Telechargé par fedy

Lec no 6(1)

A substance used to stimulate the production of antibodies and
provide immunity against one or several diseases, prepared from
the causative agent of a disease, its products, or a synthetic
substitute, treated to act as an antigen without inducing the disease.
A vaccine typically contains an agent that resembles a diseasecausing microorganism and is often made from weakened or killed
forms of the microbe, its toxins, or one of its surface proteins.
Types of vaccines
Live, attenuated vaccines contain a version of the living microbe that has
been weakened in the lab so it can’t cause disease. Because a live,
attenuated vaccine is the closest thing to a natural infection, these
vaccines are good “teachers” of the immune system. They elicit strong
cellular and antibody responses and often confer lifelong immunity with
only one or two doses.
Despite the advantages of live, attenuated vaccines, there are some
downsides. It is the nature of living things to change, or mutate, and
the organisms used in live, attenuated vaccines are no different. The
remote possibility exists that an attenuated microbe in the vaccine
could revert to a virulent form and cause disease. Also, not everyone
can safely receive live, attenuated vaccines. For their own
protection, people who have damaged or weakened immune

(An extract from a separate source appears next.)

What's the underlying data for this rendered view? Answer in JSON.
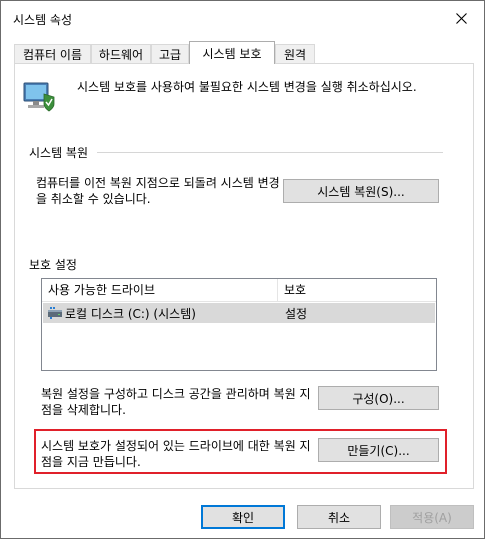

systems—because they’ve undergone chemotherapy or have HIV,
for example—cannot be given live vaccines.
Another limitation is that live, attenuated vaccines usually need to

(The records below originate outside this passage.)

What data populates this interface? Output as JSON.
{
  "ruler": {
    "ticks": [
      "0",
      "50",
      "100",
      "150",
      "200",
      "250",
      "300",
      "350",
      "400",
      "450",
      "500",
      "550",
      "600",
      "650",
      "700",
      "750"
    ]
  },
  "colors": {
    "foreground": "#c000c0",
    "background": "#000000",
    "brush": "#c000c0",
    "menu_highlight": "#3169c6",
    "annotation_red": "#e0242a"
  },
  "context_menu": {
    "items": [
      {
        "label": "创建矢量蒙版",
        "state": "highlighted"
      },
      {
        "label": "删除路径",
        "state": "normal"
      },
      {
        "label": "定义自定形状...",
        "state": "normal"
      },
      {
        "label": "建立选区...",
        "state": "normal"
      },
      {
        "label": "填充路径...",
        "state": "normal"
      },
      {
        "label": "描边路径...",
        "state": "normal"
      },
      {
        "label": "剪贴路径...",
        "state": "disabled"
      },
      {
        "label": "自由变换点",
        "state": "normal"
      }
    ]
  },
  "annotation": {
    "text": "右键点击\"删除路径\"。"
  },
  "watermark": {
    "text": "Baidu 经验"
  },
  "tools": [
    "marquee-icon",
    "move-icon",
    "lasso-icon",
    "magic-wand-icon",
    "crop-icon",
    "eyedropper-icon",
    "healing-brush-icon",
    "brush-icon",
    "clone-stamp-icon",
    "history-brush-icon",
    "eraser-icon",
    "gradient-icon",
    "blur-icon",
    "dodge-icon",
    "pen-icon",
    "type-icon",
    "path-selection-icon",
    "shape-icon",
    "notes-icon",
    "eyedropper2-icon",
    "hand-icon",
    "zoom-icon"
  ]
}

be refrigerated to stay potent. If the vaccine needs to be shipped
overseas and stored by healthcare workers in developing countries

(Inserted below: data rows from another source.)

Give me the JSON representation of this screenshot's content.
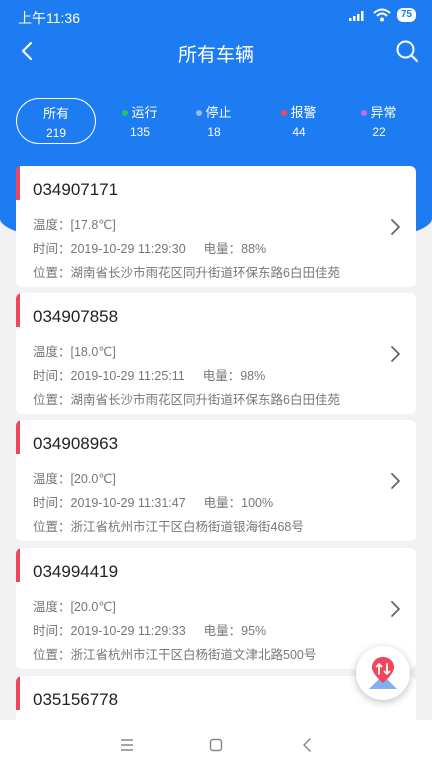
{
  "status_bar": {
    "time": "上午11:36",
    "battery": "75"
  },
  "nav": {
    "title": "所有车辆"
  },
  "filters": [
    {
      "label": "所有",
      "count": "219",
      "color": ""
    },
    {
      "label": "运行",
      "count": "135",
      "color": "#27c26b"
    },
    {
      "label": "停止",
      "count": "18",
      "color": "#9ab8dd"
    },
    {
      "label": "报警",
      "count": "44",
      "color": "#f0455c"
    },
    {
      "label": "异常",
      "count": "22",
      "color": "#c36be8"
    }
  ],
  "vehicles": [
    {
      "id": "034907171",
      "temp": "温度：[17.8℃]",
      "time": "时间：2019-10-29 11:29:30",
      "power": "电量：88%",
      "location": "位置：湖南省长沙市雨花区同升街道环保东路6白田佳苑"
    },
    {
      "id": "034907858",
      "temp": "温度：[18.0℃]",
      "time": "时间：2019-10-29 11:25:11",
      "power": "电量：98%",
      "location": "位置：湖南省长沙市雨花区同升街道环保东路6白田佳苑"
    },
    {
      "id": "034908963",
      "temp": "温度：[20.0℃]",
      "time": "时间：2019-10-29 11:31:47",
      "power": "电量：100%",
      "location": "位置：浙江省杭州市江干区白杨街道银海街468号"
    },
    {
      "id": "034994419",
      "temp": "温度：[20.0℃]",
      "time": "时间：2019-10-29 11:29:33",
      "power": "电量：95%",
      "location": "位置：浙江省杭州市江干区白杨街道文津北路500号"
    },
    {
      "id": "035156778",
      "temp": "",
      "time": "",
      "power": "",
      "location": ""
    }
  ],
  "colors": {
    "brand": "#1e7cf2",
    "alert_bar": "#f0455c"
  },
  "icons": {
    "back": "chevron-left-icon",
    "search": "search-icon",
    "fab": "map-marker-sort-icon"
  }
}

that lack widespread refrigeration, a live vaccine may not be the
best choice. Live, attenuated vaccines are relatively easy to create
for certain viruses. Vaccines against measles, mumps, and
chickenpox, for example, are made by this method.
Viruses are simple microbes containing a small number of genes,
characteristics. Viruses often are attenuated through a method of
growing generations of them in cells in which they do not reproduce
very well. This hostile environment takes the fight out of viruses. As
they evolve to adapt to the new environment, they become weaker
with respect to their natural host, human beings. Live, attenuated
vaccines are more difficult to create for bacteria.
Bacteria have thousands of genes and thus are much harder to
control. Scientists working on a live vaccine for a bacterium,
however, might be able to use recombinant DNA technology to
remove several key genes. This approach has been used to create a
vaccine against the bacterium that causes cholera, Vibrio cholerae,
although the live cholera vaccine has not been licensed in the United
States. Ty21 live attenuated vaccines for typhoid
Scientists produce inactivated vaccines by killing the diseasecausing microbe with chemicals (formaldehyde), heat, or radiation.
Such vaccines are more stable and safer than live vaccines: The dead
microbes can’t mutate back to their disease-causing state.
Inactivated vaccines usually don’t require refrigeration, and they
can be easily stored and transported in a freeze-dried form, which
makes them accessible to people in developing countries.
Most inactivated vaccines, however, stimulate a weaker immune
system response than do live vaccines. So, it would likely take
several additional doses, or booster shots, to maintain a person’s
immunity. This could be a drawback in areas where people don’t
have regular access to health care and can’t get booster shots on
time. Examples are: viral: Polio vaccine (Salk Vaccine) and influenza
vaccine. bacterial: Typhoid vaccine, plague vaccine.
The virus particles are destroyed and cannot replicate, but the virus
capsid proteins maintain some of their integrity to be recognized by
the immune system and evoke an adaptive immune response. When
manufactured correctly, the vaccine is not infectious, but improper
inactivation can result in intact and infectious particles. Because the
properly produced vaccine does not reproduce, booster shots are
required periodically to reinforce the immune response.
Instead of the entire microbe, subunit vaccines include only the
antigens that best stimulate the immune system. In some cases,
these vaccines use epitopes—the very specific parts of the antigen
that antibodies or T cells recognize and bind to. Because subunit
vaccines contain only the essential antigens and not all the other
molecules that make up the microbe, the chances of adverse
reactions to the vaccine are lower.
Subunit vaccines can contain anywhere from 1 to 20 or more antigens. Of
course, identifying which antigens best stimulate the immune system is a
tricky, time-consuming process. Once scientists do that, however, they
can make subunit vaccines in one of two ways:
They can grow the microbe in the laboratory and then use chemicals to
break it apart and gather the important antigens.
They can manufacture the antigen molecules from the microbe using
recombinant DNA technology. Vaccines produced this way are called
“recombinant subunit vaccines.”
• One limitation of these vaccines is that you may need booster shots to
get ongoing protection against diseases.
• These vaccines are used to protect against:
• Hib (Haemophilus influenzae type b) disease
• Hepatitis B
• HPV (Human papillomavirus)
• Whooping cough
• Pneumococcal disease
• Meningococcal disease